Exercise instructions: Give the total of lines holding the word "true" in the records below, and nothing else.

BEGIN Material provided

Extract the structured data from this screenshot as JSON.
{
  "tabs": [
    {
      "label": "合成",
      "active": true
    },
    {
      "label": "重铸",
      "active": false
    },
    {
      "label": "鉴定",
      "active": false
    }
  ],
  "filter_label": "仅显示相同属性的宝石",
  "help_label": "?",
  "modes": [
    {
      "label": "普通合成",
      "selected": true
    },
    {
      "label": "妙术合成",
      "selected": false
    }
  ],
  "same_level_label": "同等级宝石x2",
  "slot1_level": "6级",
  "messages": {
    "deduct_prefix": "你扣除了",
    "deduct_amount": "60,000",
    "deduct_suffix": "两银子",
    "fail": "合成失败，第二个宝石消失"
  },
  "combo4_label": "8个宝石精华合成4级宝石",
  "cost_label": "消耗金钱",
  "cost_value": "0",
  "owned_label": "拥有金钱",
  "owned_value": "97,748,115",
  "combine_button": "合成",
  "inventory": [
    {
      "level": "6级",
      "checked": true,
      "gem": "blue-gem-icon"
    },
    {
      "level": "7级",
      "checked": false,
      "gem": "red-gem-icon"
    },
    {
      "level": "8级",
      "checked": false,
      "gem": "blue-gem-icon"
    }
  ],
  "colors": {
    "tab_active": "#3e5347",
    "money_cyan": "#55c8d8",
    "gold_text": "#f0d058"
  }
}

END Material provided

Solution to the exercise: 3